Pirates kidnap eight crew from multi-purpose ship
Jim Wilson 21 August 2019

Eight crewmen have been kidnapped and are now being held captive by West African pirates after their ship was attacked in the dead of night.

German box-ship and general-cargo ship operator MC-Schiffahrt has reported that its vessel MarMalaita, a small geared tween-decker with box capacity, was attacked at some point just before midnight on August 14. The attack took place while the ship was at anchorage off the city of Douala, in the West African country of Cameroon.

“A group of pirates boarded the vessel and abducted eight of our 12 crew members from the vessel. We have assembled our emergency response team and are doing [our] utmost to deal with the case, in cooperation with all relevant authorities and crew managers. Our thoughts reach out to the concerned families and we will take all efforts to support and assist them until the seafarers safely return back home. All respective authorities have been informed accordingly and we will fully cooperate with them until the case is resolved,” the company said in a statement.

Built in 2002 at the Yichang Shipyard, China, the MarMalaita flies the flag of Antigua and Barbuda. It has a capacity of 10,604 deadweight. Deadweight measures, in metric tonnes, the carrying capacity of a ship. A metric tonne is equivalent to 2,204.6 U.S. pounds. The ship has 7,406 gross tons, which measures the volume of all the internal enclosed space of the ship. Gross tonnage is not a measure of weight.
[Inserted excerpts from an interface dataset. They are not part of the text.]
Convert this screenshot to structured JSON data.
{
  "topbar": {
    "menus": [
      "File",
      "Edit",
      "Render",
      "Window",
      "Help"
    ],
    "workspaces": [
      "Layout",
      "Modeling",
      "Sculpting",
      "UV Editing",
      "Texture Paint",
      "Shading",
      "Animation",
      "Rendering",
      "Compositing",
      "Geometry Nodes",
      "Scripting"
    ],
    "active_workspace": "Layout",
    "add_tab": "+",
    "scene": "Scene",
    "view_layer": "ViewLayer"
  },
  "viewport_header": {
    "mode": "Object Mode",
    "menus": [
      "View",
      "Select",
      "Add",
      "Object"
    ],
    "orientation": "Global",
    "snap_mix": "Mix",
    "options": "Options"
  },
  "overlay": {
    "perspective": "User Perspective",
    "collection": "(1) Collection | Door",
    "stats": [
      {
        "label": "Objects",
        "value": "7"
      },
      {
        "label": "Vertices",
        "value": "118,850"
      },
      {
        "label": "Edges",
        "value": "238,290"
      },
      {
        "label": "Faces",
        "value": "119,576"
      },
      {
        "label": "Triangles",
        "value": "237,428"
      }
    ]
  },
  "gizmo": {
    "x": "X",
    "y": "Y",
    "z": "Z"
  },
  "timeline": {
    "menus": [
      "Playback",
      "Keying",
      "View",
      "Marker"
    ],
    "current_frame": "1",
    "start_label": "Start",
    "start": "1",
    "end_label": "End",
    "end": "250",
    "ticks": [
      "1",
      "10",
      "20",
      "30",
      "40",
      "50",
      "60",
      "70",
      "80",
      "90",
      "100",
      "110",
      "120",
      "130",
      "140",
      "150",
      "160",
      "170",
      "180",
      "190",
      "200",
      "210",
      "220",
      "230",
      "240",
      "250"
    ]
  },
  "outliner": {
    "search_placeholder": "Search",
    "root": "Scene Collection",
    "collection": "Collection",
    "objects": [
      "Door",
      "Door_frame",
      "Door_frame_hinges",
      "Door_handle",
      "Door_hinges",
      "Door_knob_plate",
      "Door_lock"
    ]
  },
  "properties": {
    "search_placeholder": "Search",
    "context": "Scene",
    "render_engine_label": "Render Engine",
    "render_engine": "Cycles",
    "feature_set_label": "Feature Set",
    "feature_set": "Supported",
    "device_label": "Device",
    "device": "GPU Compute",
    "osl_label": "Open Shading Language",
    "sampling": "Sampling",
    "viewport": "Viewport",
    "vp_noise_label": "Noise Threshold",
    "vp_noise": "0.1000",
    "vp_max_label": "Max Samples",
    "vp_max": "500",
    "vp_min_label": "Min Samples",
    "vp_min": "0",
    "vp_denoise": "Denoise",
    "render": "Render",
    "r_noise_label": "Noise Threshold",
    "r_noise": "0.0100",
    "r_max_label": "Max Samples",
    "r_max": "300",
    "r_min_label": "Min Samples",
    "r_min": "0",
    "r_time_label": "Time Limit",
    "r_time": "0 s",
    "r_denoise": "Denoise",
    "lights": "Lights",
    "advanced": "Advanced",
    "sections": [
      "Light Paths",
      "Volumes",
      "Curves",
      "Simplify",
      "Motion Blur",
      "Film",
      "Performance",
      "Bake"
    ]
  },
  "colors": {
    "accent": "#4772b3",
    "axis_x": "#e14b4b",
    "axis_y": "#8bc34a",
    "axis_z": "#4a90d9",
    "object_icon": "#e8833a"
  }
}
MarMalaita has a nominal ocean shipping container capacity of 679 twenty foot equivalent units. It has two cranes with a lifting capacity of up to 60 metric tonnes, combinable to 120 metric tonnes. It has two holds, two hatches and a tweendeck. The ship has a length overall of 142.68 meters (468.1 feet), a breadth of 18.25 meters (60 feet) and a draught of six meters (19.7 feet). The ship has a service speed of 13 knots (approximately 15 miles per hour).

The Gulf of Guinea, the sea space between the West African and Central African regions, has been described by the International Maritime Bureau as the “world’s most dangerous for piracy.” Of the 75 seafarers around the world who were kidnapped and taken hostage for ransom in the first six months of 2019, 62 were kidnapped in the Gulf of Guinea. That’s 82.6 percent of all seafarer kidnappings.

Sadly, piracy is not confined to the Gulf of Guinea. The seas around southeast Asia are also notorious for robbery at sea and piracy.

Between August 6 to August 12, there were three incidents of armed robbery in southeast Asia, according to the regional piracy reporting center, ReCAAP.

During that time a chemical tanker was underway while waiting for the pilot off the coast at Jakarta, Indonesia. Six men armed with knives illegally boarded the tanker and assaulted the Chief Engineer. They fled, empty-handed, after the alarm was raised. Meanwhile, in the Singapore Strait, two tugboats towing barges were attacked while underway off the coast of the Malaysian state of Johor. Robbers boarded the tugs from small boats and they fled after stealing scrap metal from the barges.